Exercise data Block Start

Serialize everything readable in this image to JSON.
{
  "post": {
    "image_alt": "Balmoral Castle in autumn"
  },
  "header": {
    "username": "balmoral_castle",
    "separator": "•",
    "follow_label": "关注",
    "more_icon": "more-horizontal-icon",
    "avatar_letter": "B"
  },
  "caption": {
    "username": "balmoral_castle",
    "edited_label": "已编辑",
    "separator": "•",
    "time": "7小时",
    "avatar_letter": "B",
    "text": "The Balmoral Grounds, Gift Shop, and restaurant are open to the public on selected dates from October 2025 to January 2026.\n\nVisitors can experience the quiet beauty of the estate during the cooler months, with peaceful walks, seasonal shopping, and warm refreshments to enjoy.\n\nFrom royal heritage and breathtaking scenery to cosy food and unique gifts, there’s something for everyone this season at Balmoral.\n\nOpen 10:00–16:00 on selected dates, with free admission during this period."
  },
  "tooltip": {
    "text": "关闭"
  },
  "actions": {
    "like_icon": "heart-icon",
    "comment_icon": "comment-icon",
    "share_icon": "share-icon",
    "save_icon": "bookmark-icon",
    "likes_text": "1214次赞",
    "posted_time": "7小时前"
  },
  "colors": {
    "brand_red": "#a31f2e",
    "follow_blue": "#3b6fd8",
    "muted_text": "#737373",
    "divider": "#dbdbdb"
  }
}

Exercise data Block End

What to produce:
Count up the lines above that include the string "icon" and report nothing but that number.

Worked solution:
5